- **YOUR ASSIGNMENT**:
When the word "chrome" shows up in a line of the records below, copy that line.

━━ THE RECORDS ━━

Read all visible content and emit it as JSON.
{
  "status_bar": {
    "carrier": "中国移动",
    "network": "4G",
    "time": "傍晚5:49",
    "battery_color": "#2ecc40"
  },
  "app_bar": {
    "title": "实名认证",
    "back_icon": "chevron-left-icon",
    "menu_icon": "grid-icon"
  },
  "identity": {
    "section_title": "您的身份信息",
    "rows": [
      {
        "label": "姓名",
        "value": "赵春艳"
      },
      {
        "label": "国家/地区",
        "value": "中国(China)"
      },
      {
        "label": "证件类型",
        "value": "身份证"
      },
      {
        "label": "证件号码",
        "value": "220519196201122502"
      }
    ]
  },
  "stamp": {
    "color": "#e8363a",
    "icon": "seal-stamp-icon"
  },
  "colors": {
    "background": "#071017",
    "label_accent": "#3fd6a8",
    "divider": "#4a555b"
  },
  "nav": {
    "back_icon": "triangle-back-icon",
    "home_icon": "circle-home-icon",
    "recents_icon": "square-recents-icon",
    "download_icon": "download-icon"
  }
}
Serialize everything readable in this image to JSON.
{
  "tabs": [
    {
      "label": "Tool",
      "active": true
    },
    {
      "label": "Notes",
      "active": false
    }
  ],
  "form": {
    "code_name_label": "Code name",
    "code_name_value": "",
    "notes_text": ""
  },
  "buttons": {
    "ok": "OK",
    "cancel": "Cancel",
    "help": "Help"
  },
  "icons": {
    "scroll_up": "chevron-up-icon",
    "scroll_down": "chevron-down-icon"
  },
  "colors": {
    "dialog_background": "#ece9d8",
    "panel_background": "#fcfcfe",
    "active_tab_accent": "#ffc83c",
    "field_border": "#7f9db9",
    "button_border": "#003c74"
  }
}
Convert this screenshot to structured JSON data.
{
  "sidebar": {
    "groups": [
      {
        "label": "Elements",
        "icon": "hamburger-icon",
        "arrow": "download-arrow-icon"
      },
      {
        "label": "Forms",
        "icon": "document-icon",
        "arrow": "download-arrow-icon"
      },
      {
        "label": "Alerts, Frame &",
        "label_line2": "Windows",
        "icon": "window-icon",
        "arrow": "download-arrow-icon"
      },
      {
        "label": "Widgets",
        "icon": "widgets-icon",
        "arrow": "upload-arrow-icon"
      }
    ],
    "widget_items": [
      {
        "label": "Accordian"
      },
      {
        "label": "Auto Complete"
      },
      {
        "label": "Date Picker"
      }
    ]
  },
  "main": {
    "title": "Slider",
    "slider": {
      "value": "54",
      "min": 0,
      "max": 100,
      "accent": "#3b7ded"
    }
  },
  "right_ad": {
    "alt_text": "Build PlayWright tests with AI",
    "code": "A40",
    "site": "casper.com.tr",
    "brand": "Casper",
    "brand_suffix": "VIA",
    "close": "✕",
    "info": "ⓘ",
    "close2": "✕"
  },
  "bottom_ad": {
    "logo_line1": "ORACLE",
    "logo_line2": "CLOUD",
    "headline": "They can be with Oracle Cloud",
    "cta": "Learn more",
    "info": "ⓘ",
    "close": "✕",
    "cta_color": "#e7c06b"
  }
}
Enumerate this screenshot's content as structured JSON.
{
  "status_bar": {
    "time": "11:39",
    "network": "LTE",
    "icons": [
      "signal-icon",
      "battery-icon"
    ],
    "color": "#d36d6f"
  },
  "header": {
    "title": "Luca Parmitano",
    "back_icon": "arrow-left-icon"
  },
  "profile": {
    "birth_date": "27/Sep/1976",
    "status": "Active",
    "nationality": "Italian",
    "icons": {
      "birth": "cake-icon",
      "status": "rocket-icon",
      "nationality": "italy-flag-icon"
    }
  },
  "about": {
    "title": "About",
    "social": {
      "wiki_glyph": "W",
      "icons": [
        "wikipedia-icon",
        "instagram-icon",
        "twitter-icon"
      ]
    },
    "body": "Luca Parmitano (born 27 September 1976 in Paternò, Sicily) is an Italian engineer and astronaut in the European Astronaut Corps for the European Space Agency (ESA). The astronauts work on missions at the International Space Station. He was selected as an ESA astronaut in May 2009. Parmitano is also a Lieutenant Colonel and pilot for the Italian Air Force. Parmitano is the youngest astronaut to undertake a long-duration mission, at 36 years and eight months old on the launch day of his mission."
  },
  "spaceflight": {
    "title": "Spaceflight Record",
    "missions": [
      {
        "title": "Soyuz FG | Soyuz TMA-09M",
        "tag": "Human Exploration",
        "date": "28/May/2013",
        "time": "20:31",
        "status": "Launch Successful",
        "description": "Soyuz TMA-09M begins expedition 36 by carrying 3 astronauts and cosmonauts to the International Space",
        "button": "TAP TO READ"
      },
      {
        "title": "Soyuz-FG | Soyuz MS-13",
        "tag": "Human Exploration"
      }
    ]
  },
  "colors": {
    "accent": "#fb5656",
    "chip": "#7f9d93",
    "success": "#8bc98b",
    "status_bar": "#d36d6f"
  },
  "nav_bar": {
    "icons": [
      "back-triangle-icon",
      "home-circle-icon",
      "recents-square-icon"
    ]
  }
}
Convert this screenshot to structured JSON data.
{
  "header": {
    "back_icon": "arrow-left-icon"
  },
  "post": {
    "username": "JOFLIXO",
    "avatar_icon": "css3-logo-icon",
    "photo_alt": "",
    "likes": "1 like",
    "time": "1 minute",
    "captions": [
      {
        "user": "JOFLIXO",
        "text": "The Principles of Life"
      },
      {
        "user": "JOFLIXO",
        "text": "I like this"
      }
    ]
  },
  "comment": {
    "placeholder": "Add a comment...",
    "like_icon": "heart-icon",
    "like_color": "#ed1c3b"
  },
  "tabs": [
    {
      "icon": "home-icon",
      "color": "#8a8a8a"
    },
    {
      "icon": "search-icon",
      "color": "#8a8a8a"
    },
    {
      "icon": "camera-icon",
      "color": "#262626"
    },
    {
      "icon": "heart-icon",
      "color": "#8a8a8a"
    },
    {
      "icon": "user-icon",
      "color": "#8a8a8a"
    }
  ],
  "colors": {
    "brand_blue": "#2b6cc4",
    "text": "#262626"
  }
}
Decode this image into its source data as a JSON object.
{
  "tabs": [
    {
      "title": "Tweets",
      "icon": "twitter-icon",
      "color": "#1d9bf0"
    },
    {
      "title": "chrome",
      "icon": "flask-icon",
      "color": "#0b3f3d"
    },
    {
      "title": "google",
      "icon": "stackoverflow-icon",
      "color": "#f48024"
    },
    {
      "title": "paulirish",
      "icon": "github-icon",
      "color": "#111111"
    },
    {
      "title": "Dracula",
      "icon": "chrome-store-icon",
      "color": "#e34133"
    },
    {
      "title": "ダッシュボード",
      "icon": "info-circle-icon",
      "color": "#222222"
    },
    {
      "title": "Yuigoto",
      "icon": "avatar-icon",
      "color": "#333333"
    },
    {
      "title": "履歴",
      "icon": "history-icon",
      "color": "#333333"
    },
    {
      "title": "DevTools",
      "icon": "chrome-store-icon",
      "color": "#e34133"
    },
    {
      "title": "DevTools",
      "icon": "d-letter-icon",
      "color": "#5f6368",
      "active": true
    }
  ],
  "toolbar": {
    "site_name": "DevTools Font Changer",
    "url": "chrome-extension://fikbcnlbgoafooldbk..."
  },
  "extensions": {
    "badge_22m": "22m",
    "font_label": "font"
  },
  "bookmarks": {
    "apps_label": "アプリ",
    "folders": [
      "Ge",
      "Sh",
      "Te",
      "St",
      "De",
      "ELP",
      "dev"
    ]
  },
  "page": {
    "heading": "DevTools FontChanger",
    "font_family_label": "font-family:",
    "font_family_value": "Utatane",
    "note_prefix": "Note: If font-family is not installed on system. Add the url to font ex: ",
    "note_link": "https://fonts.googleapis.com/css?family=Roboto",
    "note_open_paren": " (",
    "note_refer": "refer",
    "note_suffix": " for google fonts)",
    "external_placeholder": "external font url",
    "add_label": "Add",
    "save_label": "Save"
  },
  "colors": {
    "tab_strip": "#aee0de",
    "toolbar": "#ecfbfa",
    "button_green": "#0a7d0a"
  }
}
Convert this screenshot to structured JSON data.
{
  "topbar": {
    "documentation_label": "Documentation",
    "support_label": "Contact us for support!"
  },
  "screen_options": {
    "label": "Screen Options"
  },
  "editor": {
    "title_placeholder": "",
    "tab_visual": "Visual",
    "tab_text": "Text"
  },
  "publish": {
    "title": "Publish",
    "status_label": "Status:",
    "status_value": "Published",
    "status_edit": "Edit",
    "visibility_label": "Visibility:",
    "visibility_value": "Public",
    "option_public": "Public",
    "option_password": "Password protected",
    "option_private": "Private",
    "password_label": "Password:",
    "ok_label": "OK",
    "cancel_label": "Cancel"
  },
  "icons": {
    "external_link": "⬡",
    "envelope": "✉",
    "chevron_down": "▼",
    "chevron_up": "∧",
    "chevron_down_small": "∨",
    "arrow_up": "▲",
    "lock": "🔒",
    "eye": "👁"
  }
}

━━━

- **RESULT**:
      "title": "chrome",
      "icon": "chrome-store-icon",
      "icon": "chrome-store-icon",
    "url": "chrome-extension://fikbcnlbgoafooldbk..."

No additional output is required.